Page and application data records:

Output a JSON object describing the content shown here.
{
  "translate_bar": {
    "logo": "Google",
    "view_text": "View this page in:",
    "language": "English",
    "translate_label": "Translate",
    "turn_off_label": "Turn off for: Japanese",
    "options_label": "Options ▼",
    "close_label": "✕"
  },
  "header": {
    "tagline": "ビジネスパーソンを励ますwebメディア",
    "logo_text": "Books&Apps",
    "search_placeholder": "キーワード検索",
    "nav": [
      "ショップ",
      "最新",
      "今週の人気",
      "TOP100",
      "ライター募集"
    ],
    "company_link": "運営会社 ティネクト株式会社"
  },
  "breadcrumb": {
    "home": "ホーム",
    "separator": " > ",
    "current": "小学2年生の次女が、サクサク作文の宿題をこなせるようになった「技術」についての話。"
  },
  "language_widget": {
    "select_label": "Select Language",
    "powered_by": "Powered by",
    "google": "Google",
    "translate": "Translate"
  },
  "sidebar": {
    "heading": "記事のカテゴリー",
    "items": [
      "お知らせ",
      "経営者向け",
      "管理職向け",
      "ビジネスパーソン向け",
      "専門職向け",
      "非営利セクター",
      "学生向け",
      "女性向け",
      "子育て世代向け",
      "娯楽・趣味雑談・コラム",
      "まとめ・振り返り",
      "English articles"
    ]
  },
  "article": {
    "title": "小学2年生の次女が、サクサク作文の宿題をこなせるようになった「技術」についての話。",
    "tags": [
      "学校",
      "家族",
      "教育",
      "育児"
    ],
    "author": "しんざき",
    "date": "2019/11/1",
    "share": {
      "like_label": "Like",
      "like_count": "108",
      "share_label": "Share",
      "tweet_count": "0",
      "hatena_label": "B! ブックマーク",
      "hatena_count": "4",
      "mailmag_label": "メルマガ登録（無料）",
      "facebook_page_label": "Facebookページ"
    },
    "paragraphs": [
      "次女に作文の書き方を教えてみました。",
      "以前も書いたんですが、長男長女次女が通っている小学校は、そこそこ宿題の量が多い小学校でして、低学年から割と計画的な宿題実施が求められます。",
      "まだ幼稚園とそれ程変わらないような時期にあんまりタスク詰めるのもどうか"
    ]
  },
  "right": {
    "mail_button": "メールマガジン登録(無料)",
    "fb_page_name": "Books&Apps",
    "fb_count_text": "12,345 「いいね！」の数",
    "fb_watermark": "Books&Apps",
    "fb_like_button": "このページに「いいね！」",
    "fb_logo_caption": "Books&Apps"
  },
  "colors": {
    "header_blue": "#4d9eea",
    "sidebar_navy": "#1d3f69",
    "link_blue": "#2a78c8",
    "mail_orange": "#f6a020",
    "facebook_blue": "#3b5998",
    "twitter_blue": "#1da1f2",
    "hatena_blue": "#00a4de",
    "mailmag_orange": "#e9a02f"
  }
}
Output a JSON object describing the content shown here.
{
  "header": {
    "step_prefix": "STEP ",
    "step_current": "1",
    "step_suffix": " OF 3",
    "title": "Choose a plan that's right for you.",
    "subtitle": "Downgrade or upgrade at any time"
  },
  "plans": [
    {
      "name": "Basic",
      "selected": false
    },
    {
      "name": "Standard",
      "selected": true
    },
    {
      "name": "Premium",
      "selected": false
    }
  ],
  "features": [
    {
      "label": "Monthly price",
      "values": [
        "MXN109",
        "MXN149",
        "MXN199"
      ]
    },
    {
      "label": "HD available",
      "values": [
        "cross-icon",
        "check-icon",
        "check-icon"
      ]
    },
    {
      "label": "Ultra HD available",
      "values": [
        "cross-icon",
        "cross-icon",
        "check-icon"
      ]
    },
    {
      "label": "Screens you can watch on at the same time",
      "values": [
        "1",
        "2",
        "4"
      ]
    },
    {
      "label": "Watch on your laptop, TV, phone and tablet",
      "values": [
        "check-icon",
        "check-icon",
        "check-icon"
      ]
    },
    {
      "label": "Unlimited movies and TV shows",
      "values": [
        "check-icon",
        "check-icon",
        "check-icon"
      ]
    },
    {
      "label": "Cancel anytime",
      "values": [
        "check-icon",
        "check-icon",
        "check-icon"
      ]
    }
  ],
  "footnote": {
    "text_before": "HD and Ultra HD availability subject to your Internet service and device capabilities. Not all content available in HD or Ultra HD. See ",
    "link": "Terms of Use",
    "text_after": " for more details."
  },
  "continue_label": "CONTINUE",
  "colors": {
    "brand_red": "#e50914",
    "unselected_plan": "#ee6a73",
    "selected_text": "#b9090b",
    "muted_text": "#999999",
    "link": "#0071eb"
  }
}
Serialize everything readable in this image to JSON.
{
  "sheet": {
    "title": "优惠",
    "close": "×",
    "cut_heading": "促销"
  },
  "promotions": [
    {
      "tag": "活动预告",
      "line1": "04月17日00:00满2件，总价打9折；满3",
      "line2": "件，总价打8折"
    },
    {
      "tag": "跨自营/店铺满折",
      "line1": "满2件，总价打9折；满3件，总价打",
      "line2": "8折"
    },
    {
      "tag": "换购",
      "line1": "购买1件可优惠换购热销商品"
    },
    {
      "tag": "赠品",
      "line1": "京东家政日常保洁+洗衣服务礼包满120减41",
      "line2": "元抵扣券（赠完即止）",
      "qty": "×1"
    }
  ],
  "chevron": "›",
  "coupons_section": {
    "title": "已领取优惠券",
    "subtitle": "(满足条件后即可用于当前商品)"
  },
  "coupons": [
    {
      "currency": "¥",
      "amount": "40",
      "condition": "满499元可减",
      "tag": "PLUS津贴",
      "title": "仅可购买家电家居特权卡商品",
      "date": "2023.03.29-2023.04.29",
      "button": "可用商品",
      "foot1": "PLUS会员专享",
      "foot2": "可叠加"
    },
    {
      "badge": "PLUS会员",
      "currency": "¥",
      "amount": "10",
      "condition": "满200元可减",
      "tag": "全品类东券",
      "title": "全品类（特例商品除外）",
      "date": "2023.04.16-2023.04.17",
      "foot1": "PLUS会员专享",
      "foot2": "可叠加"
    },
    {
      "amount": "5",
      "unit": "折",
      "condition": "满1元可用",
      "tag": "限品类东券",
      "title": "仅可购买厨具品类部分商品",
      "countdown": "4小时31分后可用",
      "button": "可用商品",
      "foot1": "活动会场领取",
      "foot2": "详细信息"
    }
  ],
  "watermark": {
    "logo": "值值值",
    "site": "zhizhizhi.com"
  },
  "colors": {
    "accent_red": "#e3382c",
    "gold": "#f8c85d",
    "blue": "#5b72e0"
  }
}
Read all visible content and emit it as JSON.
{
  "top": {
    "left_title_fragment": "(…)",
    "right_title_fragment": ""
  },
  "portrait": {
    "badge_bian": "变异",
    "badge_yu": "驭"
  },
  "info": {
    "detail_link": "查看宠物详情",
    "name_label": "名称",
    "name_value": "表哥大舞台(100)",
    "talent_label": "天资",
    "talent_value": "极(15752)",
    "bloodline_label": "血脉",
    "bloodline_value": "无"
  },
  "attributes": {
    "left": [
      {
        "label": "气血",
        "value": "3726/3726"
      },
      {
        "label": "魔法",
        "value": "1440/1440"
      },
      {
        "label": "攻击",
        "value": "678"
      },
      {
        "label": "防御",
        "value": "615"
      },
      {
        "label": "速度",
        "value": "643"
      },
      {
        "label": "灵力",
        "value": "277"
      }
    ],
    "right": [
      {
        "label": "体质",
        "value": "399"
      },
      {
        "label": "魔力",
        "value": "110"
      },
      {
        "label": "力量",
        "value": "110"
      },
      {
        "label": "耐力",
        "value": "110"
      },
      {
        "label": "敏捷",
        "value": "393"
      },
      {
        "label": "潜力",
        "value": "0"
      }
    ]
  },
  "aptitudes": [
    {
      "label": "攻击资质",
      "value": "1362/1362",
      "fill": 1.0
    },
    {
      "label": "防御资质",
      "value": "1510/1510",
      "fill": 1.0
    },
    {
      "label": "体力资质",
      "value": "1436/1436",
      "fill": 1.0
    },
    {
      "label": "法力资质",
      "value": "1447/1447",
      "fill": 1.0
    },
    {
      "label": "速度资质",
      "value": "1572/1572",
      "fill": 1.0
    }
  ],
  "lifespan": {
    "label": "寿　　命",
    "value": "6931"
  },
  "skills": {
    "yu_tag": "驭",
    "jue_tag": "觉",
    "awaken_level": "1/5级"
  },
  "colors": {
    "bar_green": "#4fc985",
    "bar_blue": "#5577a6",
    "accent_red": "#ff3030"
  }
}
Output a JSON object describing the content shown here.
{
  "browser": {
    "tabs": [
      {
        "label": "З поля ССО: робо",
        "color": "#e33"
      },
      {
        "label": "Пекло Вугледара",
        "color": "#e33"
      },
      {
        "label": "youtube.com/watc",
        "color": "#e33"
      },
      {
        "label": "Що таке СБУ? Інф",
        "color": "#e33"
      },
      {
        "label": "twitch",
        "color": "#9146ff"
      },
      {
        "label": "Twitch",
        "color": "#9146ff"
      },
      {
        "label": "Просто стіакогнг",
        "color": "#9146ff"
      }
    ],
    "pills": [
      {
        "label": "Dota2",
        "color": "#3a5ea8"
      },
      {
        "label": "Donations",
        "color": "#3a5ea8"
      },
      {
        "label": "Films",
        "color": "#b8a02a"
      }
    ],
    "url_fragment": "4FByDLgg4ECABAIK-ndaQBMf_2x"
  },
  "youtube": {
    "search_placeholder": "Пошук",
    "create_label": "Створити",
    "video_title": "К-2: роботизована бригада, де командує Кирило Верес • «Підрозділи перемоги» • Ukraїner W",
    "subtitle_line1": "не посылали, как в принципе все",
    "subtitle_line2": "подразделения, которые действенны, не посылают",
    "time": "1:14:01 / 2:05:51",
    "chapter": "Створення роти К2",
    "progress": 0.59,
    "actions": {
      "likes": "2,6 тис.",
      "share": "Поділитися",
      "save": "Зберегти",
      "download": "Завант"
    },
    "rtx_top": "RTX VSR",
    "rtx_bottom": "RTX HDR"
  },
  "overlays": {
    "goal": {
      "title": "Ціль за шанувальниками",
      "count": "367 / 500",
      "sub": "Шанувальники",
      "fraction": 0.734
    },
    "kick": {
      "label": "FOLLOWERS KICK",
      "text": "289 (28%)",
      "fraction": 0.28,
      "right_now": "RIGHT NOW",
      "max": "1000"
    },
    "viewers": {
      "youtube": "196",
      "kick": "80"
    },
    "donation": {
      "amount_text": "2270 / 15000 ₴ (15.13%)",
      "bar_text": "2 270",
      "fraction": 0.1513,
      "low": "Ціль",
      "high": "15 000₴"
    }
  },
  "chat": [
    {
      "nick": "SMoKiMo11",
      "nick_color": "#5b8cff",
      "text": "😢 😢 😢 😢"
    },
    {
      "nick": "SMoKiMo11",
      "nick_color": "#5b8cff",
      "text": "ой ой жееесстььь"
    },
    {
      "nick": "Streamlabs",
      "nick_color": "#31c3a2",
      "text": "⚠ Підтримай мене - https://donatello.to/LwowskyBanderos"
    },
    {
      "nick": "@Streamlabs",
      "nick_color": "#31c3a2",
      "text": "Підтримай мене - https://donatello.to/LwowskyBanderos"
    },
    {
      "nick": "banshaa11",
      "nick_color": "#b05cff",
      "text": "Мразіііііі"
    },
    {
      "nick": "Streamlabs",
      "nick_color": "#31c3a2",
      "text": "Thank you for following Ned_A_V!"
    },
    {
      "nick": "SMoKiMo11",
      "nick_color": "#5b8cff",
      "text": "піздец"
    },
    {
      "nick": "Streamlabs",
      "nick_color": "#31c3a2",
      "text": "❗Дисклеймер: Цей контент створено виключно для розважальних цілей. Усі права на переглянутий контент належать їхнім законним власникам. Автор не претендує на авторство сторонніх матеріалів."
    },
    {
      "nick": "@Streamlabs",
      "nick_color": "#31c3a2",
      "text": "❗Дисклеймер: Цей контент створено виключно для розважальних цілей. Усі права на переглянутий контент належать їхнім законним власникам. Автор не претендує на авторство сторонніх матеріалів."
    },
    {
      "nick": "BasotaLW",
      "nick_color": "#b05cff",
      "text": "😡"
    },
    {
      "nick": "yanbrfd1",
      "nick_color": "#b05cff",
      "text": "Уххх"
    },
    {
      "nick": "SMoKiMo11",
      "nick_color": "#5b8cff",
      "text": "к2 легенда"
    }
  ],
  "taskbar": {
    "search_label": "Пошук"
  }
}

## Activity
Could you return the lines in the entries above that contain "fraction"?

## Written response
      "fraction": 0.734
      "fraction": 0.28,
      "fraction": 0.1513,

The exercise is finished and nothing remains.